Feeling well-rested and energized when you wake up can seem next to impossible – especially if you’re a night owl. Do you crave sleep so much it’s the first thing you think about in the morning?

Here are five easy ways to help change that:

Skip the Snooze:

There are few things worse than the sound of your alarm going off in the morning – so don’t subject yourself to that torture multiple times. Hitting the snooze button may allow you to doze for a few extra minutes, but your brain knows that you have precious little time left in bed, so the quality of your sleep won’t be great. In fact, when the alarm goes off again, you’ll feel more tired than you would have if you had gotten up when your alarm first went off. So, set your alarm for when you actually need to be up.

The early-bird catches the energy:

When we wake up, our brain unleashes what is known as the cortisol awakening response (CAR) – that is, it releases a burst of the stress hormone cortisol, which boosts up our energy and our brain functions. Recent research has shown that waking up early increases the intensity of our CAR response, and thus helps us wake up feeling energized.

Drink a Glass of Water:

Far be it from me to come between anyone and their morning coffee – but if you want to feel optimally awake and energized, drink a big glass of water first thing in the morning (yes, even before consuming caffeine). Rehydrating immediately after you wake up will help your body maintain a healthy flow of oxygen – and that will make you feel more energetic and rested.

Rise and literally shine: 

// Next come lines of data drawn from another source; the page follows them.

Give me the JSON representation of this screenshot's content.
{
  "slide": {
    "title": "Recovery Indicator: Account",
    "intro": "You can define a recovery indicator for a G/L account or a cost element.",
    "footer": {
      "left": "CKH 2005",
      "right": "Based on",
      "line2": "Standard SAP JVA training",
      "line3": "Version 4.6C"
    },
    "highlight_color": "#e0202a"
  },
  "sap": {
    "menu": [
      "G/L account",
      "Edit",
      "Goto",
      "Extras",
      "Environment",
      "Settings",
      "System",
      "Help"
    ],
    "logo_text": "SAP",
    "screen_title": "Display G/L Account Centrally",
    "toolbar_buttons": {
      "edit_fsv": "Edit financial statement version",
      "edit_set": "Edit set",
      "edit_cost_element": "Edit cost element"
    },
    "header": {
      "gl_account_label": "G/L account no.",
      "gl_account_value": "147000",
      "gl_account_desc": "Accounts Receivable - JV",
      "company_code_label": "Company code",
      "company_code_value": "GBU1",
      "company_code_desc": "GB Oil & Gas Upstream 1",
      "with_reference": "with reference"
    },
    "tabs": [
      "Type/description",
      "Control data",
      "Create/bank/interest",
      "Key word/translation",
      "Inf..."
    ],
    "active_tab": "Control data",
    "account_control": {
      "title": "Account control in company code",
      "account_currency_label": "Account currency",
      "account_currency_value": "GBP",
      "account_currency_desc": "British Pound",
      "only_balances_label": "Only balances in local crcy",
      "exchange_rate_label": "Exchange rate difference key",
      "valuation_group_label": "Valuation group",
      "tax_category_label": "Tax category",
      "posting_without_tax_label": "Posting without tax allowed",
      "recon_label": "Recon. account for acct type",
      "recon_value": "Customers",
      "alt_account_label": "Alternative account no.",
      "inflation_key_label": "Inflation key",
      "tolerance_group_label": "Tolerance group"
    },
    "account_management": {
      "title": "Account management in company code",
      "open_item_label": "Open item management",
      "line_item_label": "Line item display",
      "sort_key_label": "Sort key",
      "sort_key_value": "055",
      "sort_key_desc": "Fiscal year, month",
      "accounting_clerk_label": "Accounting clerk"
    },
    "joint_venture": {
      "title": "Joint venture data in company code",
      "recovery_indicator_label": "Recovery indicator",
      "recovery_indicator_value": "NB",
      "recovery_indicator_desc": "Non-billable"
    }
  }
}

Waking up with a dose of sunshine (or a strong light that mimics dawn during winter months) makes all the difference. That is because of light signals to our body’s internal clock that it’s time to wake up. Indeed, taking in some light before waking up actually increases our CAR – which, in turn, gives us more energy.

Champion your breakfast:

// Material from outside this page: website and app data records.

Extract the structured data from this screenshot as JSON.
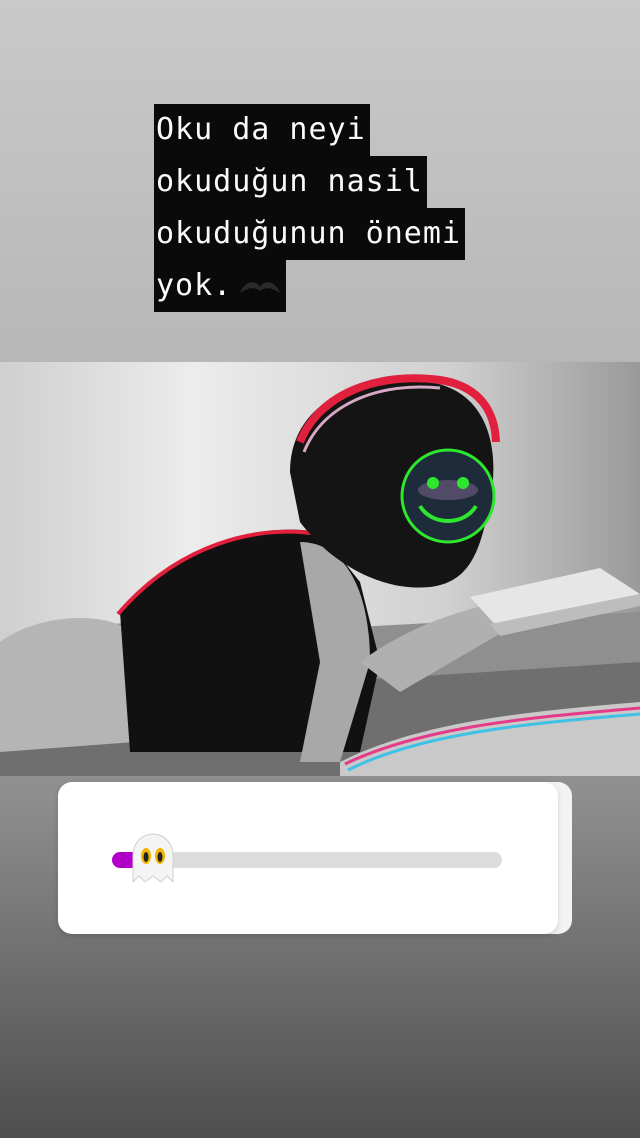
{
  "story": {
    "caption_lines": [
      "Oku da neyi",
      "okuduğun nasil",
      "okuduğunun önemi",
      "yok."
    ],
    "caption_emoji": "🖤"
  },
  "slider": {
    "emoji": "👻",
    "value_fraction": 0.08,
    "fill_color": "#b100c8",
    "track_color": "#dcdcdc"
  },
  "photo": {
    "sticker": "smiley-face-icon",
    "sticker_color": "#2ee62e"
  }
}
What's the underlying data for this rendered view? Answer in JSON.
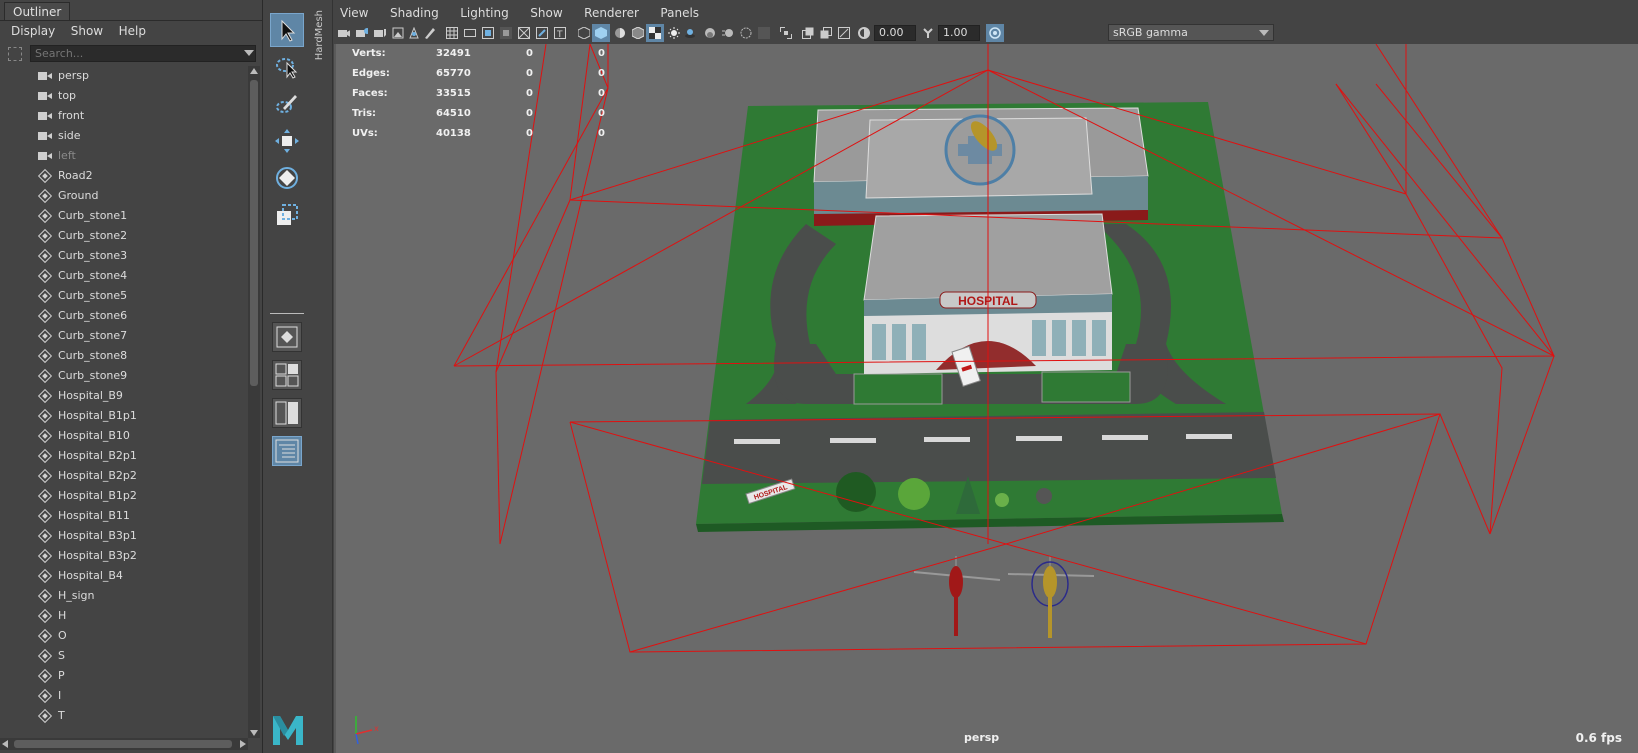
{
  "outliner": {
    "tab_label": "Outliner",
    "menu": [
      "Display",
      "Show",
      "Help"
    ],
    "search_placeholder": "Search...",
    "items": [
      {
        "label": "persp",
        "type": "camera",
        "dim": false
      },
      {
        "label": "top",
        "type": "camera",
        "dim": false
      },
      {
        "label": "front",
        "type": "camera",
        "dim": false
      },
      {
        "label": "side",
        "type": "camera",
        "dim": false
      },
      {
        "label": "left",
        "type": "camera",
        "dim": true
      },
      {
        "label": "Road2",
        "type": "mesh",
        "dim": false
      },
      {
        "label": "Ground",
        "type": "mesh",
        "dim": false
      },
      {
        "label": "Curb_stone1",
        "type": "mesh",
        "dim": false
      },
      {
        "label": "Curb_stone2",
        "type": "mesh",
        "dim": false
      },
      {
        "label": "Curb_stone3",
        "type": "mesh",
        "dim": false
      },
      {
        "label": "Curb_stone4",
        "type": "mesh",
        "dim": false
      },
      {
        "label": "Curb_stone5",
        "type": "mesh",
        "dim": false
      },
      {
        "label": "Curb_stone6",
        "type": "mesh",
        "dim": false
      },
      {
        "label": "Curb_stone7",
        "type": "mesh",
        "dim": false
      },
      {
        "label": "Curb_stone8",
        "type": "mesh",
        "dim": false
      },
      {
        "label": "Curb_stone9",
        "type": "mesh",
        "dim": false
      },
      {
        "label": "Hospital_B9",
        "type": "mesh",
        "dim": false
      },
      {
        "label": "Hospital_B1p1",
        "type": "mesh",
        "dim": false
      },
      {
        "label": "Hospital_B10",
        "type": "mesh",
        "dim": false
      },
      {
        "label": "Hospital_B2p1",
        "type": "mesh",
        "dim": false
      },
      {
        "label": "Hospital_B2p2",
        "type": "mesh",
        "dim": false
      },
      {
        "label": "Hospital_B1p2",
        "type": "mesh",
        "dim": false
      },
      {
        "label": "Hospital_B11",
        "type": "mesh",
        "dim": false
      },
      {
        "label": "Hospital_B3p1",
        "type": "mesh",
        "dim": false
      },
      {
        "label": "Hospital_B3p2",
        "type": "mesh",
        "dim": false
      },
      {
        "label": "Hospital_B4",
        "type": "mesh",
        "dim": false
      },
      {
        "label": "H_sign",
        "type": "mesh",
        "dim": false
      },
      {
        "label": "H",
        "type": "mesh",
        "dim": false
      },
      {
        "label": "O",
        "type": "mesh",
        "dim": false
      },
      {
        "label": "S",
        "type": "mesh",
        "dim": false
      },
      {
        "label": "P",
        "type": "mesh",
        "dim": false
      },
      {
        "label": "I",
        "type": "mesh",
        "dim": false
      },
      {
        "label": "T",
        "type": "mesh",
        "dim": false
      }
    ]
  },
  "toolbox": {
    "tools": [
      "select-tool",
      "lasso-tool",
      "paint-select-tool",
      "move-tool",
      "rotate-tool",
      "scale-tool"
    ],
    "hardmesh_label": "HardMesh"
  },
  "panel": {
    "menu": [
      "View",
      "Shading",
      "Lighting",
      "Show",
      "Renderer",
      "Panels"
    ],
    "exposure": "0.00",
    "gamma": "1.00",
    "color_space": "sRGB gamma"
  },
  "hud": {
    "rows": [
      {
        "key": "Verts:",
        "v1": "32491",
        "v2": "0",
        "v3": "0"
      },
      {
        "key": "Edges:",
        "v1": "65770",
        "v2": "0",
        "v3": "0"
      },
      {
        "key": "Faces:",
        "v1": "33515",
        "v2": "0",
        "v3": "0"
      },
      {
        "key": "Tris:",
        "v1": "64510",
        "v2": "0",
        "v3": "0"
      },
      {
        "key": "UVs:",
        "v1": "40138",
        "v2": "0",
        "v3": "0"
      }
    ],
    "camera_name": "persp",
    "fps": "0.6 fps"
  },
  "scene": {
    "hospital_sign": "HOSPITAL",
    "billboard_sign": "HOSPITAL"
  },
  "colors": {
    "accent": "#5f86a6",
    "viewport_bg": "#6a6a6a",
    "wire": "#e01010",
    "grass": "#2f7a34",
    "road": "#4a4d4b"
  }
}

After getting a good night’s rest, you’ll need to fuel your body properly to ensure productivity throughout the day. That doesn’t just mean having breakfast – it means having a good breakfast. Fiber and protein are in; unsaturated fat, magnesium, and potassium are out because they stimulate sleep.

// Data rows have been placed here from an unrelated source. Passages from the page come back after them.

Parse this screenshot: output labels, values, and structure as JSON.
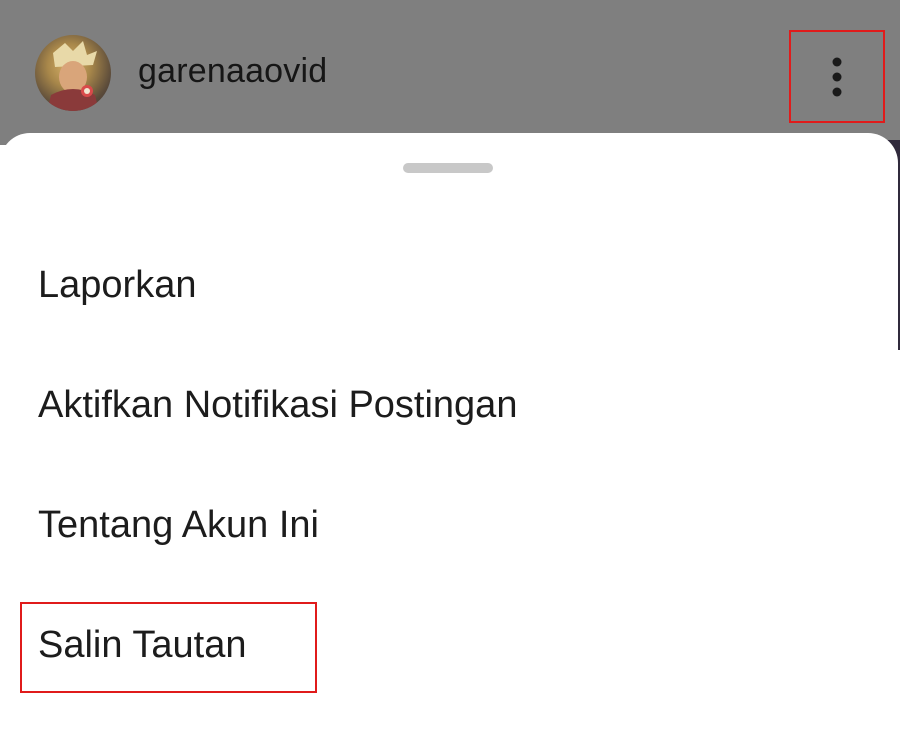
{
  "header": {
    "username": "garenaaovid",
    "avatar_icon": "profile-avatar",
    "more_icon": "vertical-dots-icon",
    "background": "#7f7f7f"
  },
  "sheet": {
    "menu_items": [
      {
        "label": "Laporkan"
      },
      {
        "label": "Aktifkan Notifikasi Postingan"
      },
      {
        "label": "Tentang Akun Ini"
      },
      {
        "label": "Salin Tautan"
      }
    ]
  },
  "annotations": {
    "highlight_color": "#e01b1b"
  }
}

No one can guarantee that any of these habits will magically turn you into a morning person. But they will make the mornings less painful and put you on the right track for a productive day – which is just as good, right?

What do you think?